The requirements, objectives and dynamic, can vary significantly when working as a CFO in a PE environment versus a corporate environment. Michael Williamson, an experienced CFO, has worked for a number of blue chip businesses like Oaktree Capital, GSK and Sanofi, and recently led a finance transformation project within the asset services division of Cushman & Wakefield, a TPG private equity funded business.
Michael points out that the fundamental difference between a PE and corporate environment stems from the overriding motivation; “In a PE environment the key driver is that there is a clear exit strategy for the investor which can be as short as two years post-acquisition”. At Cushman & Wakefield, that meant they were simultaneously putting in new systems while developing the outsourcing solution for the Asset Services division at the same time.

Ultimately, the drivers in PE and PLCs are both to deliver value for shareholders, but PE houses have an exit plan whereas PLC investors may be looking to hold for the longer term and therefore wanting income and capital growth. “Therefore,” Michael says “there tends to be a shorter term EBITDA increase driver in PE-backed businesses.”
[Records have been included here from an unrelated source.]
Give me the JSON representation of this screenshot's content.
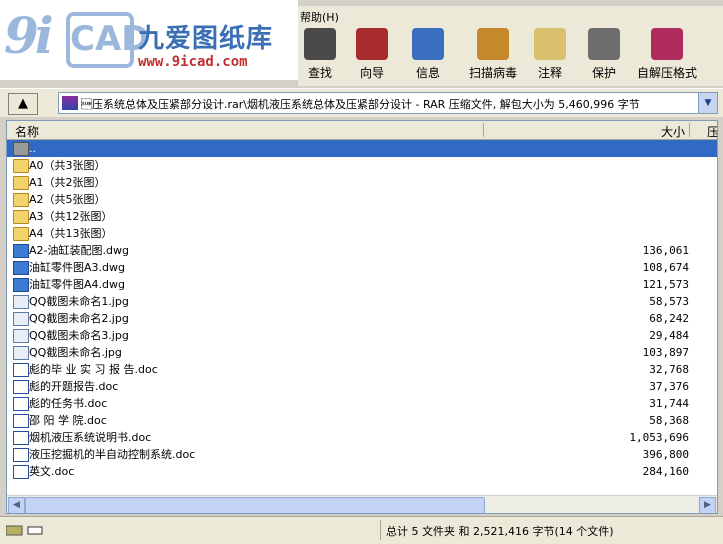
{
  "menu": {
    "help": "帮助(H)"
  },
  "logo": {
    "big": "9i",
    "cad": "CAD",
    "cn": "九爱图纸库",
    "url": "www.9icad.com"
  },
  "toolbar": [
    {
      "label": "查找",
      "icon": "binoculars-icon",
      "color": "#4a4a4a"
    },
    {
      "label": "向导",
      "icon": "wizard-icon",
      "color": "#a82a2a"
    },
    {
      "label": "信息",
      "icon": "info-icon",
      "color": "#3a6fc0"
    },
    {
      "label": "扫描病毒",
      "icon": "virus-scan-icon",
      "color": "#c48a2a"
    },
    {
      "label": "注释",
      "icon": "comment-icon",
      "color": "#d9c06e"
    },
    {
      "label": "保护",
      "icon": "shield-icon",
      "color": "#6e6e6e"
    },
    {
      "label": "自解压格式",
      "icon": "sfx-archive-icon",
      "color": "#b02a5c"
    }
  ],
  "address": {
    "path": "\u001a压系统总体及压紧部分设计.rar\\烟机液压系统总体及压紧部分设计 - RAR 压缩文件, 解包大小为 5,460,996 字节"
  },
  "columns": {
    "name": "名称",
    "size": "大小",
    "compressed": "压"
  },
  "files": [
    {
      "name": "..",
      "size": "",
      "type": "updir",
      "selected": true
    },
    {
      "name": "A0（共3张图）",
      "size": "",
      "type": "folder"
    },
    {
      "name": "A1（共2张图）",
      "size": "",
      "type": "folder"
    },
    {
      "name": "A2（共5张图）",
      "size": "",
      "type": "folder"
    },
    {
      "name": "A3（共12张图）",
      "size": "",
      "type": "folder"
    },
    {
      "name": "A4（共13张图）",
      "size": "",
      "type": "folder"
    },
    {
      "name": "A2-油缸装配图.dwg",
      "size": "136,061",
      "type": "dwg"
    },
    {
      "name": "油缸零件图A3.dwg",
      "size": "108,674",
      "type": "dwg"
    },
    {
      "name": "油缸零件图A4.dwg",
      "size": "121,573",
      "type": "dwg"
    },
    {
      "name": "QQ截图未命名1.jpg",
      "size": "58,573",
      "type": "jpg"
    },
    {
      "name": "QQ截图未命名2.jpg",
      "size": "68,242",
      "type": "jpg"
    },
    {
      "name": "QQ截图未命名3.jpg",
      "size": "29,484",
      "type": "jpg"
    },
    {
      "name": "QQ截图未命名.jpg",
      "size": "103,897",
      "type": "jpg"
    },
    {
      "name": "彪的毕 业 实 习 报 告.doc",
      "size": "32,768",
      "type": "doc"
    },
    {
      "name": "彪的开题报告.doc",
      "size": "37,376",
      "type": "doc"
    },
    {
      "name": "彪的任务书.doc",
      "size": "31,744",
      "type": "doc"
    },
    {
      "name": "邵 阳 学 院.doc",
      "size": "58,368",
      "type": "doc"
    },
    {
      "name": "烟机液压系统说明书.doc",
      "size": "1,053,696",
      "type": "doc"
    },
    {
      "name": "液压挖掘机的半自动控制系统.doc",
      "size": "396,800",
      "type": "doc"
    },
    {
      "name": "英文.doc",
      "size": "284,160",
      "type": "doc"
    }
  ],
  "status": {
    "summary": "总计 5 文件夹 和 2,521,416 字节(14 个文件)"
  }
}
When focusing on achieving short-term growth based on an exit strategy, Michael looks to three key drivers:

1. Outsourcing

Michael and his team outsourced their corporate finance services to Accenture, including transferring all financial systems onto Workday ERP systems. Michael points out that the incremental value and relatively low risk from outsourcing are very powerful in EBITDA terms for investors; with the cost of delivery as low as three times EBITDA. Outsourcing enables growth to be achieved at a lower cost of investment and with less risk compared to growth by acquisition.
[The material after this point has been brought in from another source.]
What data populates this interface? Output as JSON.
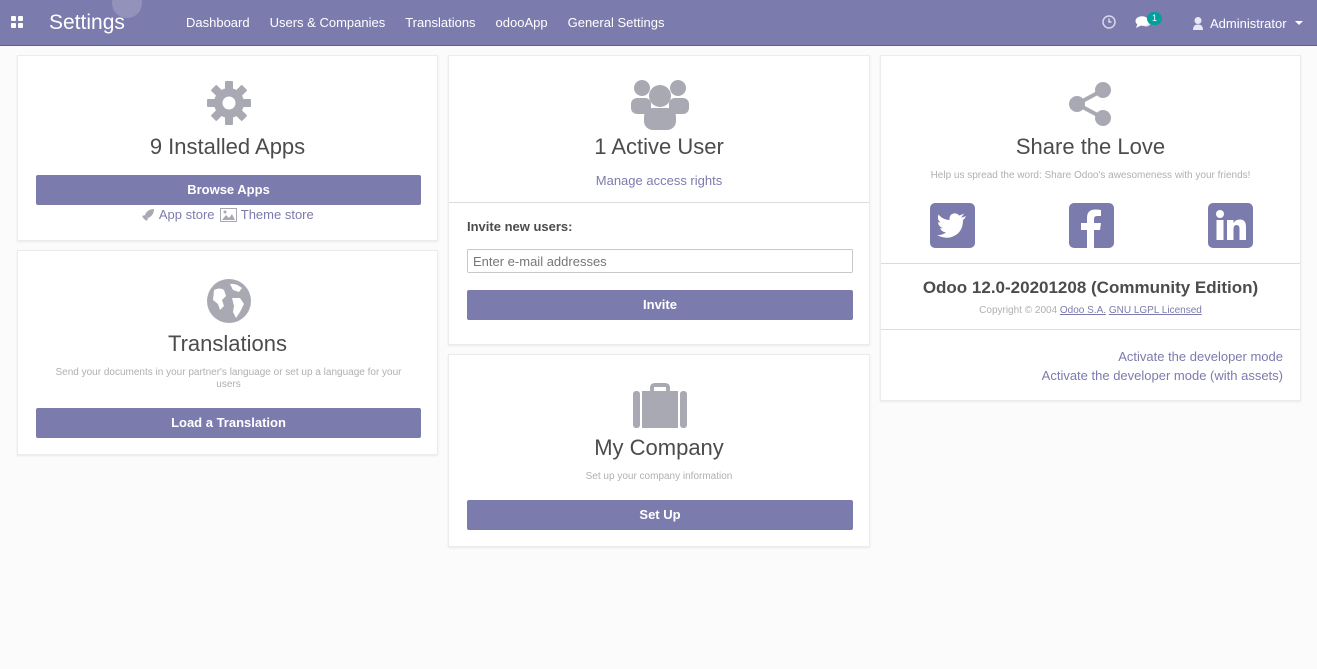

2. Planning Delivery

Simultaneously delivering outsourcing alongside new systems is no easy task and Michael says “continuity and resourcing are essential to enable a successful program”. As a result, the key account management retained in the business, and their interface with the outsource provider are critical to success. Cutting too deeply and risking a lack of continuity of staff can destroy longer-term benefits and lead to unnecessary costs.

Planning is necessary for acquisitions of small private businesses too, particularly regarding integration, as the new business needs to be mentored and supported by the group functions such as through the provision of standard systems and the delivery of synergies.

As the business goes through a restructuring, the loss of some knowledge is inevitable and requires careful management to avoid operational and financial issues with clients leading to value loss. Michael sees the remaining account managers as playing a key role following a restructure, and as a result, their motivation and retention are critical.

3. Culture

Cultural differences between the two merging companies need to be overcome quickly, as do any blockers to a successful merger. Michael says that to achieve this, “it’s important that a new corporate culture and brand is established quickly and efficiently”. Communication at this time is vital.

As people leave a business during a time of change, motivation levels among remaining employees can fall, and there is a danger they look to the people leading these change programs, some of them on an interim basis, as part of the problem rather than the solution. If not carefully managed, this can lead to hostility among employees that further erodes motivation.

The significant advantage of operating in a PE environment is not having to report to public markets, therefore “focusing efforts on operational synergies and improvements”. Michael goes on to point out that as a result, delays and disruptions do not have to be aired publicly which enables programs to be “protected and delivered”. This gives space within the program to make course adjustments without immediate outside pressure and speculation.

About Michael Williamson

Michael is a seasoned Finance leader working for listed companies, private equity and partnerships. Michael has had extensive experience growing, leading and shaping the strategic direction of businesses including restructuring and turnaround, returning firms to liquidity, growth, increasing profitability and completing private equity transactions.

Subscribe to receive actionable leadership insights to your inbox